Flathead District Court Judge Robert B. Allison told Andrew Todd Westfall he was “lucky to be alive” during his sentencing March 1.
Flathead County Sheriff’s Office deputies responded to a 911 hang-up call involving a disturbance between Westfall and his girlfriend on Oct. 14, 2017. Westfall was reportedly very intoxicated when officers arrived at the scene. While one of the deputies reportedly made contact with Westfall’s girlfriend, Westfall refused to exit the home.
According to the police report, when a responding deputy looked into the trailer window, he reportedly saw Westfall pointing a semi-automatic rifle out the window in his direction. The deputy said the barrel of the gun looked to be “the size of a watermelon” as he realized what was happening. The deputy reportedly drew his weapon and ordered Westfall put the firearm down at least twice to before he complied.

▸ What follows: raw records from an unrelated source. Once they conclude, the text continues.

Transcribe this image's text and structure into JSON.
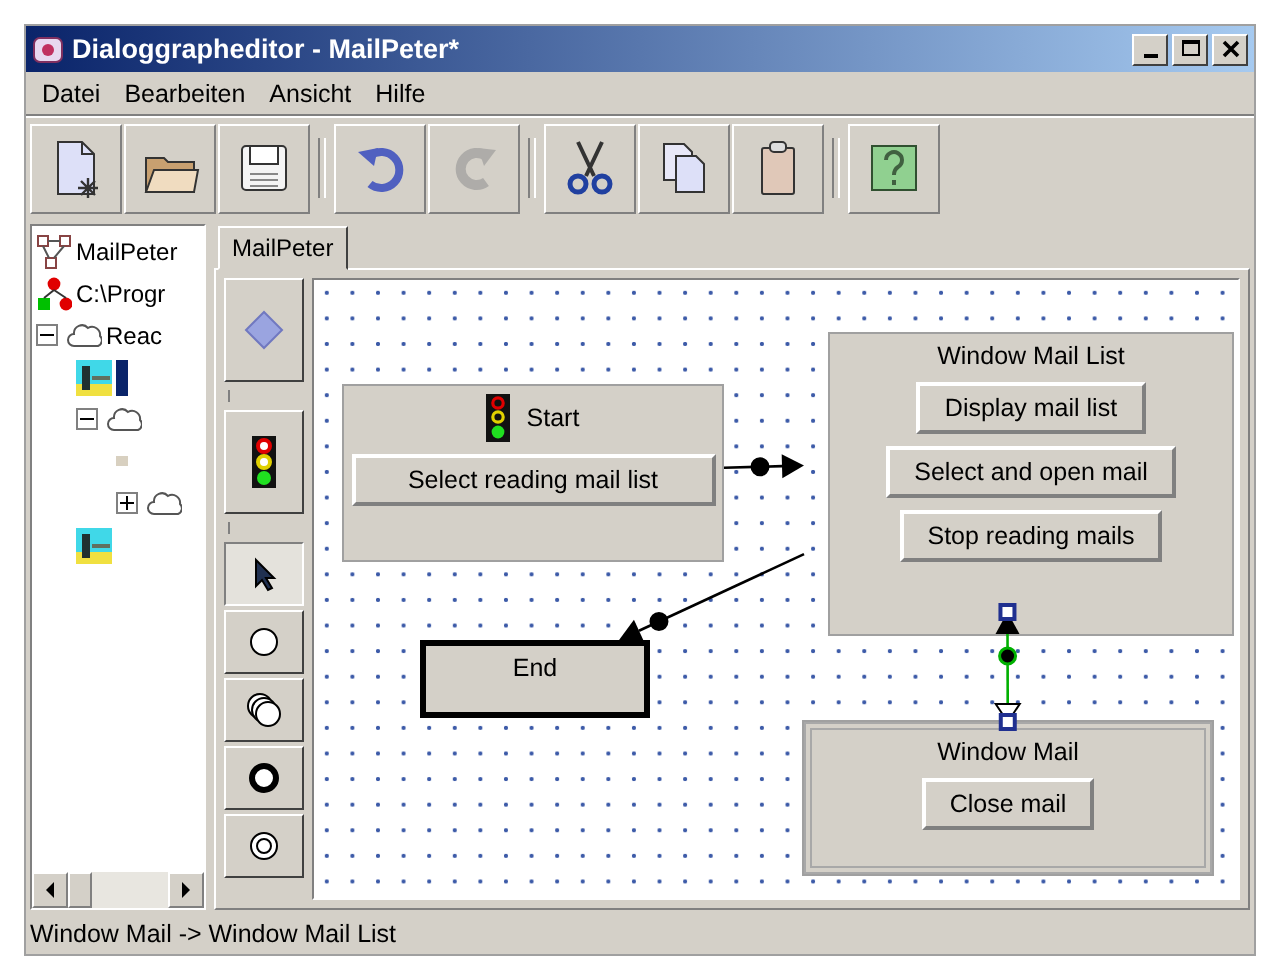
{
  "window": {
    "title": "Dialoggrapheditor - MailPeter*"
  },
  "menu": [
    "Datei",
    "Bearbeiten",
    "Ansicht",
    "Hilfe"
  ],
  "toolbar": [
    {
      "kind": "new",
      "disabled": false
    },
    {
      "kind": "open",
      "disabled": false
    },
    {
      "kind": "save",
      "disabled": false
    },
    {
      "kind": "separator"
    },
    {
      "kind": "undo",
      "disabled": false
    },
    {
      "kind": "redo",
      "disabled": true
    },
    {
      "kind": "separator"
    },
    {
      "kind": "cut",
      "disabled": false
    },
    {
      "kind": "copy",
      "disabled": false
    },
    {
      "kind": "paste",
      "disabled": false
    },
    {
      "kind": "separator"
    },
    {
      "kind": "help",
      "disabled": false
    }
  ],
  "tree": [
    {
      "kind": "project",
      "label": "MailPeter",
      "selected": false
    },
    {
      "kind": "path",
      "label": "C:\\Progr",
      "selected": false
    },
    {
      "kind": "group",
      "label": "Reac",
      "expanded": true,
      "selected": false,
      "children": [
        {
          "kind": "task",
          "selected": true
        },
        {
          "kind": "group",
          "expanded": true,
          "selected": false,
          "children": [
            {
              "kind": "item",
              "selected": false
            },
            {
              "kind": "group",
              "expanded": false,
              "selected": false
            }
          ]
        },
        {
          "kind": "task",
          "selected": false
        }
      ]
    }
  ],
  "tabs": [
    {
      "label": "MailPeter",
      "selected": true
    }
  ],
  "palette": [
    {
      "kind": "diamond",
      "selected": false
    },
    {
      "kind": "traffic-light",
      "selected": false
    },
    {
      "kind": "pointer",
      "selected": true
    },
    {
      "kind": "circle",
      "selected": false
    },
    {
      "kind": "multi-circle",
      "selected": false
    },
    {
      "kind": "bold-circle",
      "selected": false
    },
    {
      "kind": "ring",
      "selected": false
    }
  ],
  "diagram": {
    "nodes": [
      {
        "kind": "start",
        "title": "Start",
        "buttons": [
          "Select reading mail list"
        ]
      },
      {
        "kind": "window",
        "title": "Window Mail List",
        "buttons": [
          "Display mail list",
          "Select and open mail",
          "Stop reading mails"
        ]
      },
      {
        "kind": "end",
        "title": "End"
      },
      {
        "kind": "modal",
        "title": "Window Mail",
        "buttons": [
          "Close mail"
        ]
      }
    ],
    "edges": [
      {
        "selected": false
      },
      {
        "selected": false
      },
      {
        "selected": true
      }
    ]
  },
  "status_bar": "Window Mail -> Window Mail List"
}
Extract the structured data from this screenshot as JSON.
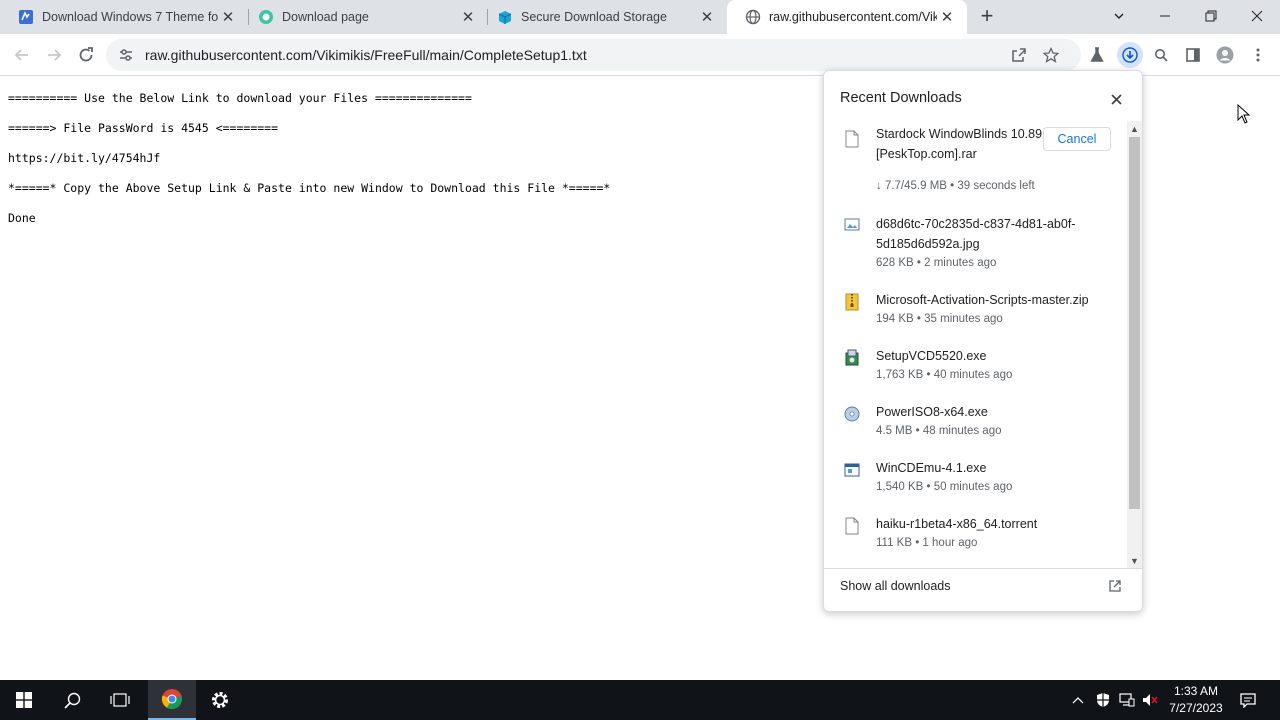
{
  "tabs": [
    {
      "title": "Download Windows 7 Theme fo",
      "active": false,
      "favicon": "blue-logo-icon"
    },
    {
      "title": "Download page",
      "active": false,
      "favicon": "teal-circle-icon"
    },
    {
      "title": "Secure Download Storage",
      "active": false,
      "favicon": "cyan-cube-icon"
    },
    {
      "title": "raw.githubusercontent.com/Vik",
      "active": true,
      "favicon": "globe-icon"
    }
  ],
  "address_bar": {
    "url": "raw.githubusercontent.com/Vikimikis/FreeFull/main/CompleteSetup1.txt"
  },
  "page_text": {
    "line1": "========== Use the Below Link to download your Files ==============",
    "line2": "======> File PassWord is 4545 <========",
    "line3": "https://bit.ly/4754hJf",
    "line4": "*=====* Copy the Above Setup Link & Paste into new Window to Download this File *=====*",
    "line5": "Done"
  },
  "downloads_panel": {
    "title": "Recent Downloads",
    "cancel_label": "Cancel",
    "show_all_label": "Show all downloads",
    "items": [
      {
        "name": "Stardock WindowBlinds 10.89 (x64) [PeskTop.com].rar",
        "meta": "↓ 7.7/45.9 MB • 39 seconds left",
        "icon": "file-icon",
        "in_progress": true
      },
      {
        "name": "d68d6tc-70c2835d-c837-4d81-ab0f-5d185d6d592a.jpg",
        "meta": "628 KB • 2 minutes ago",
        "icon": "image-file-icon"
      },
      {
        "name": "Microsoft-Activation-Scripts-master.zip",
        "meta": "194 KB • 35 minutes ago",
        "icon": "zip-file-icon"
      },
      {
        "name": "SetupVCD5520.exe",
        "meta": "1,763 KB • 40 minutes ago",
        "icon": "installer-icon"
      },
      {
        "name": "PowerISO8-x64.exe",
        "meta": "4.5 MB • 48 minutes ago",
        "icon": "disc-icon"
      },
      {
        "name": "WinCDEmu-4.1.exe",
        "meta": "1,540 KB • 50 minutes ago",
        "icon": "window-app-icon"
      },
      {
        "name": "haiku-r1beta4-x86_64.torrent",
        "meta": "111 KB • 1 hour ago",
        "icon": "file-icon"
      }
    ]
  },
  "taskbar": {
    "time": "1:33 AM",
    "date": "7/27/2023"
  },
  "colors": {
    "accent": "#1a73e8",
    "tabstrip": "#dee1e6",
    "taskbar": "#101419"
  }
}
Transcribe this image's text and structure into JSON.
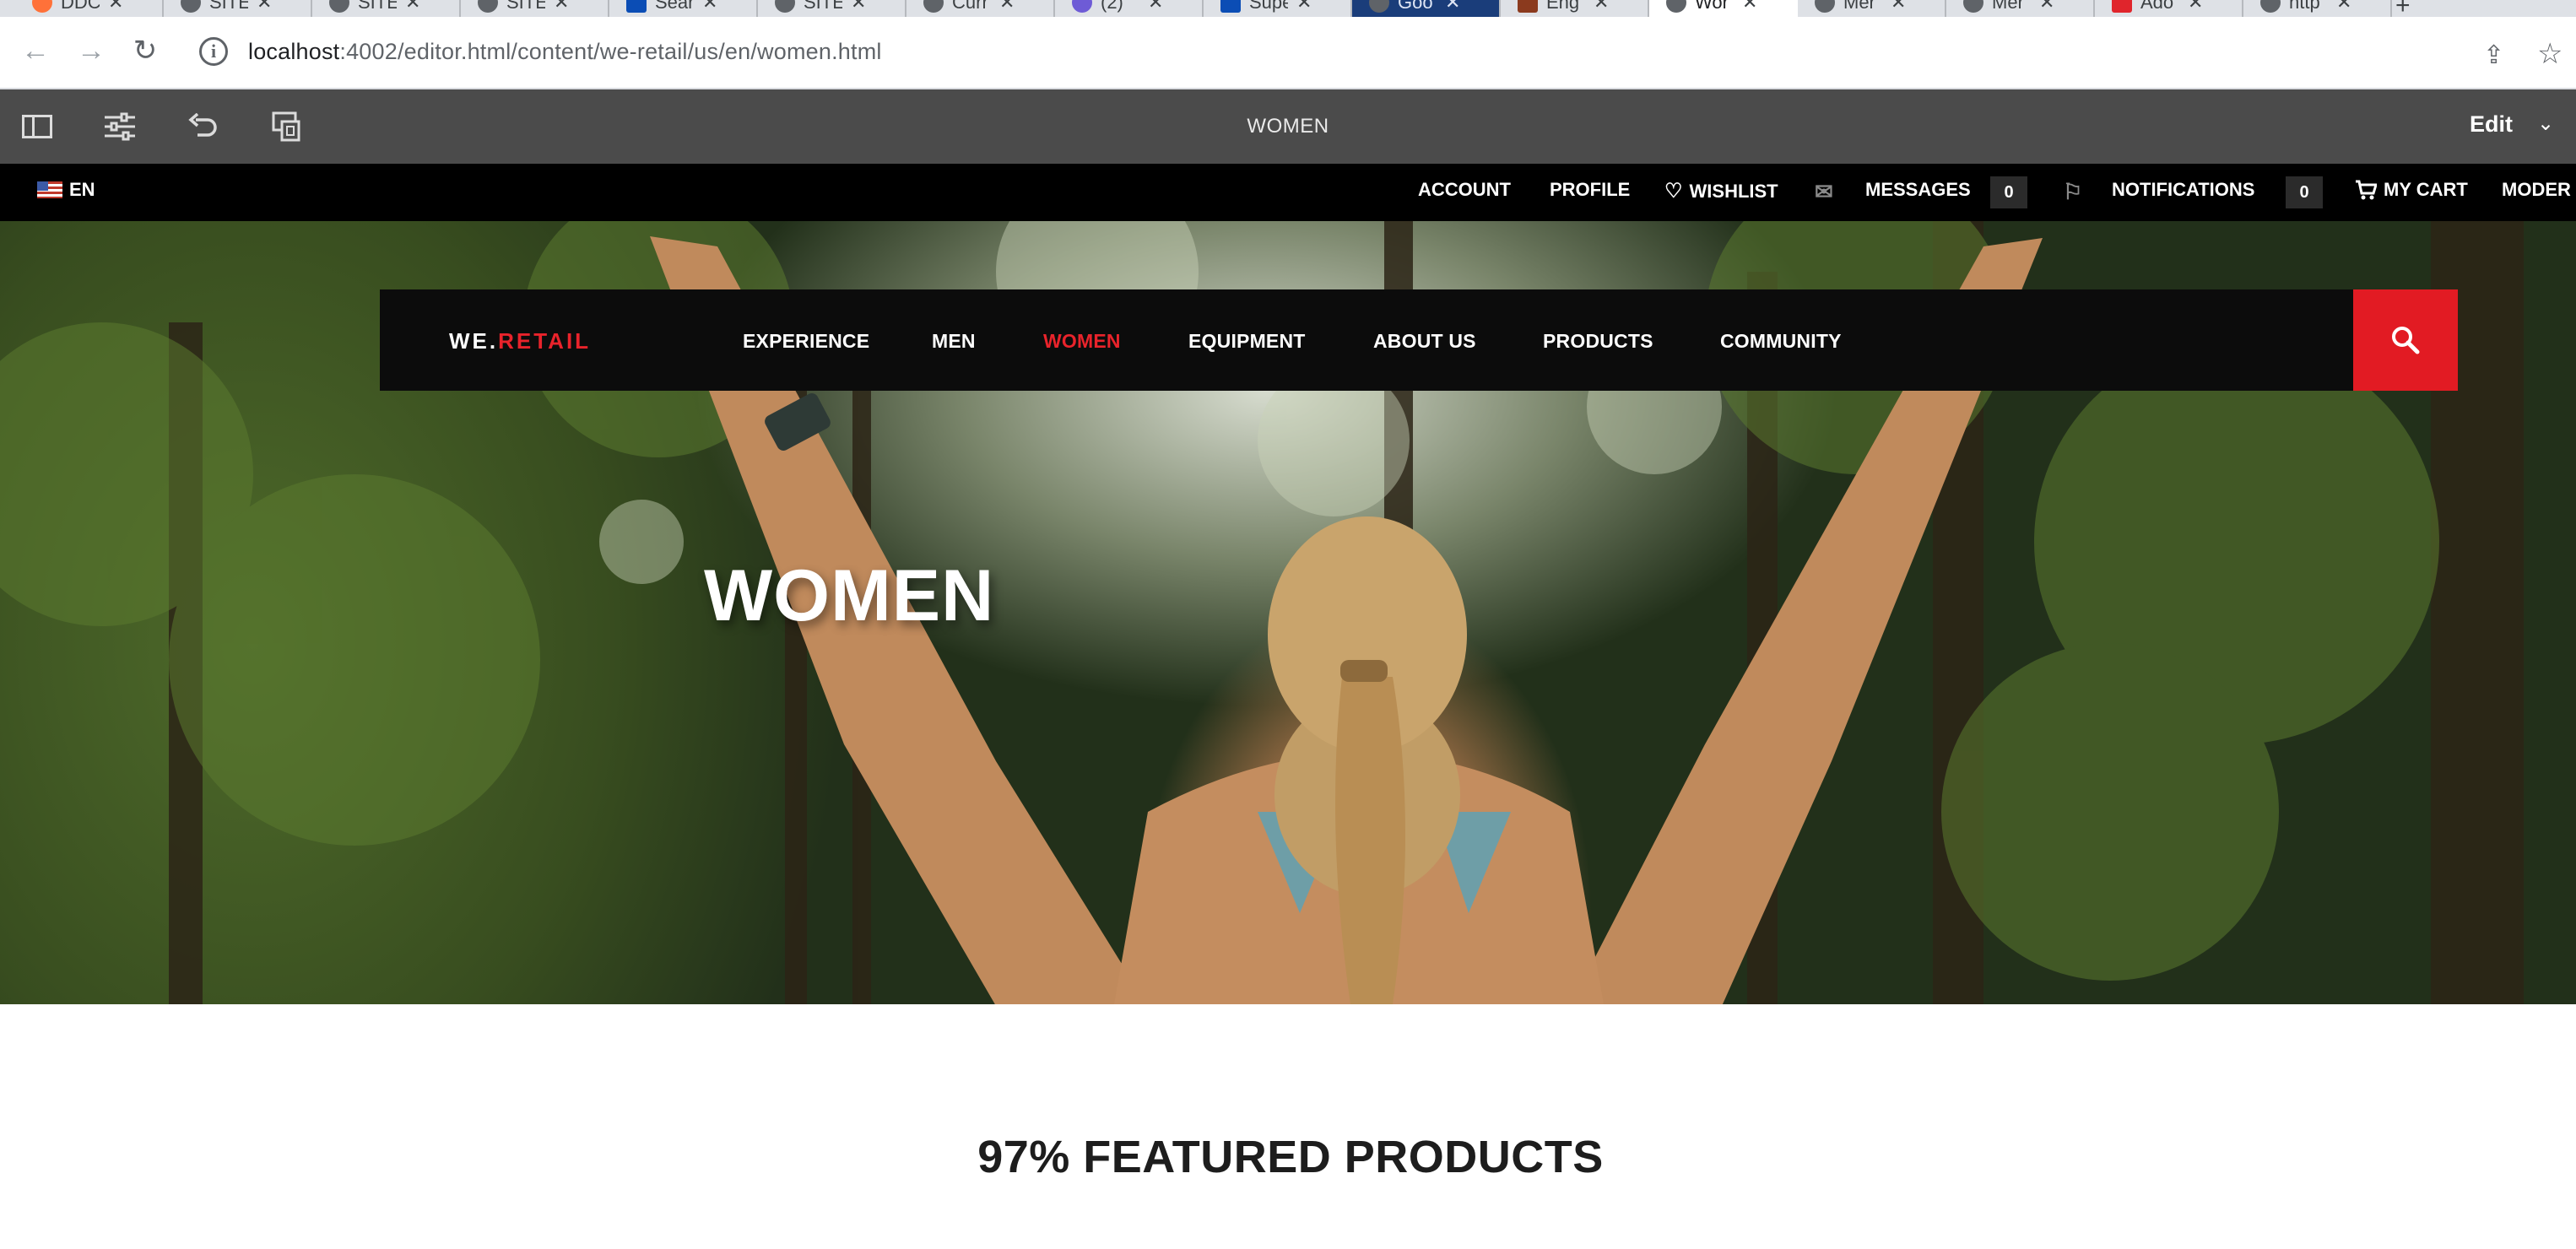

Westfall admitted he had limited recollection of the night, but said he was “appalled and embarrassed” at his actions in court on Thursday.
When officers confiscated the rifle, they reportedly found a live round in the gun’s chamber and the safety was not on.
Westfall accepted a plea agreement that lessened his charge from assault on peace officer to criminal endangerment. He was sentenced to three years suspended with the Department of Corrections. A suspended sentence doesn’t require additional jail time, but necessitates the defendant adhere to specific rules and be supervised by the probation department.
Westfall’s defense attorney asked the judge to order a “deferred” three-year sentence with the Department of Correction.
A deferred sentence would give the judge more leeway to impose a stricter sentence if Westfall breaks the terms of his sentence, but could allow the felony charge to be dropped if Westfall successfully completed the sentencing term. According to his attorney, Westfall was prepared to take a slightly longer sentence if he could have a deferred sentence, because he didn’t want to give up his right to own a gun.
Judge Allison said while he did prefer a deferred sentence in some cases, this would not be one of them.
“I’ve been surprised, on at least a couple of occasions now in the past year or so ... that sheriff’s deputies have exhibited the restraint they have when a defendant is waving a gun around,” he said.
“I’m actually at a point where if you point a gun or an officer asks you to put a gun down and you don’t, I’m at a loss to understand why as a punitive measure I wouldn’t just send someone to state prison for an amount of time,” Allison said.
While the judge said he wouldn’t do that in this case, he also wouldn’t allow the defendant the ability to own and operate a firearm in the future.
“When you waved that firearm, you waived that right to possess a gun,” Allison told Westfall.
Reporter Breeana Laughlin can be reached at 758-4441 or email@example.com.